■ What the exercise asks
Looking at the listing below, how many lines include "nsensor"? Answer with the number only.
_ _ _ _
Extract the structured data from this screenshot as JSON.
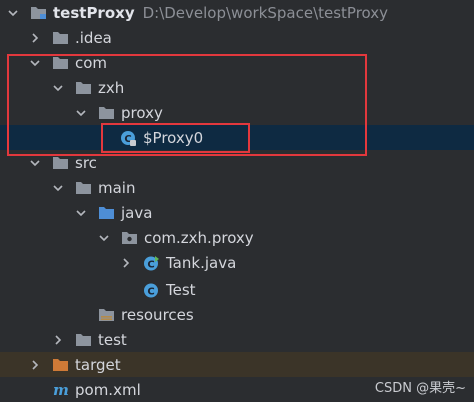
{
  "root": {
    "label": "testProxy",
    "path": "D:\\Develop\\workSpace\\testProxy"
  },
  "items": [
    {
      "label": ".idea"
    },
    {
      "label": "com"
    },
    {
      "label": "zxh"
    },
    {
      "label": "proxy"
    },
    {
      "label": "$Proxy0"
    },
    {
      "label": "src"
    },
    {
      "label": "main"
    },
    {
      "label": "java"
    },
    {
      "label": "com.zxh.proxy"
    },
    {
      "label": "Tank.java"
    },
    {
      "label": "Test"
    },
    {
      "label": "resources"
    },
    {
      "label": "test"
    },
    {
      "label": "target"
    },
    {
      "label": "pom.xml"
    }
  ],
  "watermark": "CSDN @果壳~",
  "colors": {
    "background": "#2b2d30",
    "selection": "#0e2a42",
    "folder": "#8d949e",
    "source_folder": "#4e8ed6",
    "resources_folder": "#b48b4a",
    "excluded_folder": "#cf7a37",
    "class_icon": "#4a9fdb",
    "annotation_box": "#e3383d"
  },
  "icons": [
    "module-folder-icon",
    "folder-icon",
    "source-folder-icon",
    "package-icon",
    "class-icon",
    "locked-class-icon",
    "maven-icon",
    "resources-folder-icon",
    "excluded-folder-icon",
    "chevron-right-icon",
    "chevron-down-icon"
  ]
}
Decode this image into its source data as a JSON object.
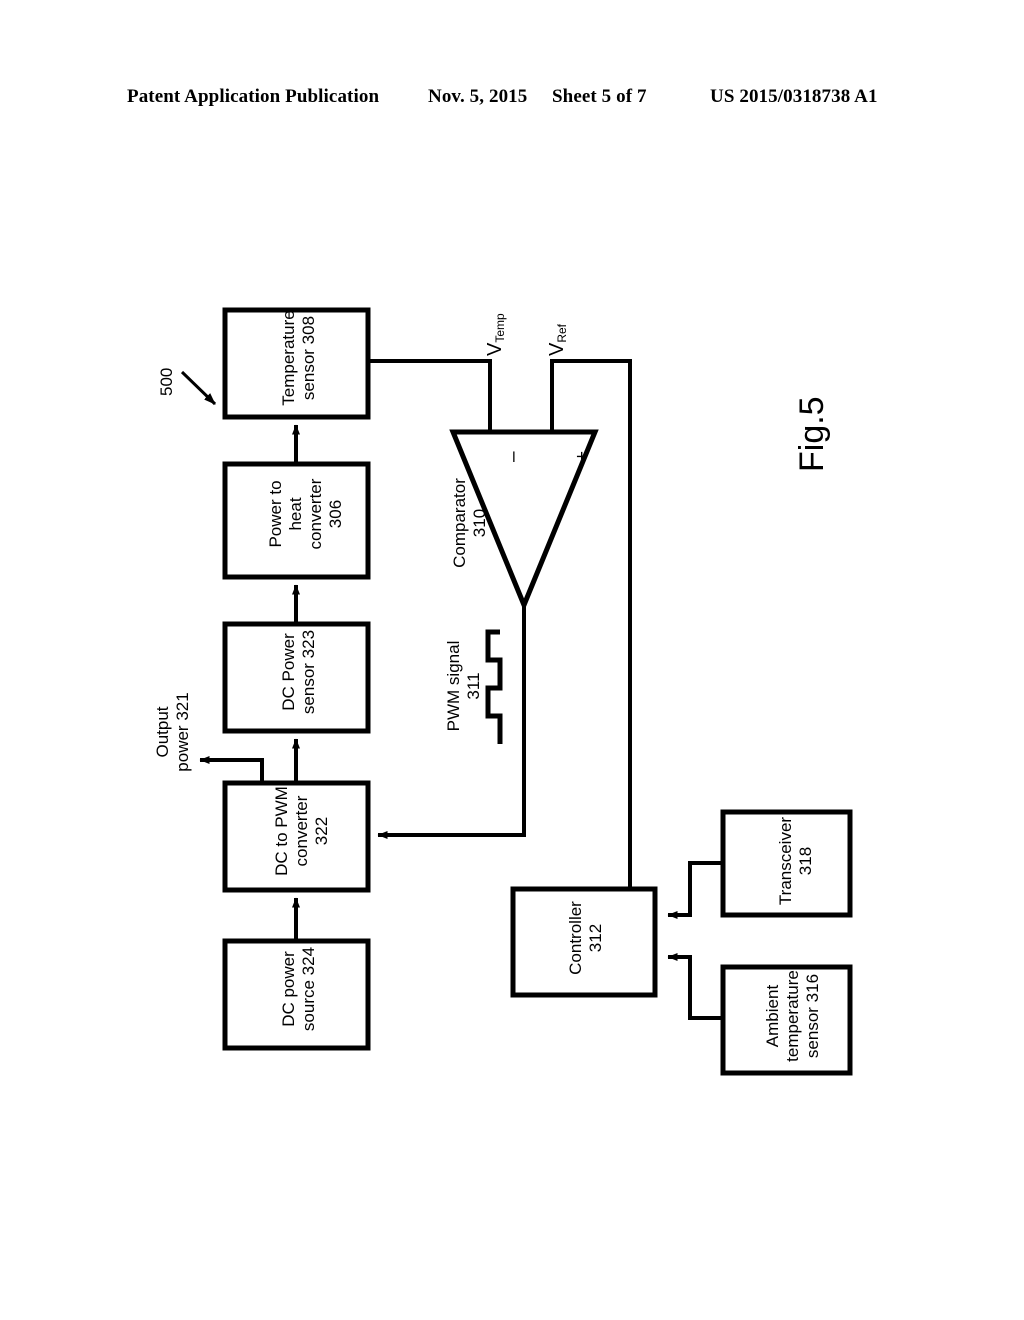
{
  "header": {
    "publication": "Patent Application Publication",
    "date": "Nov. 5, 2015",
    "sheet": "Sheet 5 of 7",
    "doc_number": "US 2015/0318738 A1"
  },
  "figure": {
    "title": "Fig.5",
    "system_reference": "500",
    "blocks": [
      {
        "id": "temperature-sensor",
        "label": "Temperature\nsensor 308",
        "line1": "Temperature",
        "line2": "sensor 308"
      },
      {
        "id": "power-to-heat-converter",
        "label": "Power to\nheat\nconverter\n306",
        "line1": "Power to",
        "line2": "heat",
        "line3": "converter",
        "line4": "306"
      },
      {
        "id": "dc-power-sensor",
        "label": "DC Power\nsensor 323",
        "line1": "DC Power",
        "line2": "sensor 323"
      },
      {
        "id": "dc-to-pwm-converter",
        "label": "DC to PWM\nconverter\n322",
        "line1": "DC to PWM",
        "line2": "converter",
        "line3": "322"
      },
      {
        "id": "dc-power-source",
        "label": "DC power\nsource 324",
        "line1": "DC power",
        "line2": "source 324"
      },
      {
        "id": "controller",
        "label": "Controller\n312",
        "line1": "Controller",
        "line2": "312"
      },
      {
        "id": "transceiver",
        "label": "Transceiver\n318",
        "line1": "Transceiver",
        "line2": "318"
      },
      {
        "id": "ambient-temperature-sensor",
        "label": "Ambient\ntemperature\nsensor 316",
        "line1": "Ambient",
        "line2": "temperature",
        "line3": "sensor 316"
      }
    ],
    "comparator": {
      "name": "Comparator",
      "number": "310",
      "minus_input": "–",
      "plus_input": "+"
    },
    "signals": {
      "v_temp_base": "V",
      "v_temp_sub": "Temp",
      "v_ref_base": "V",
      "v_ref_sub": "Ref",
      "pwm_name": "PWM signal",
      "pwm_number": "311",
      "output_power_line1": "Output",
      "output_power_line2": "power 321"
    },
    "colors": {
      "stroke": "#000000",
      "background": "#ffffff"
    }
  }
}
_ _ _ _
■ Solved exercise
3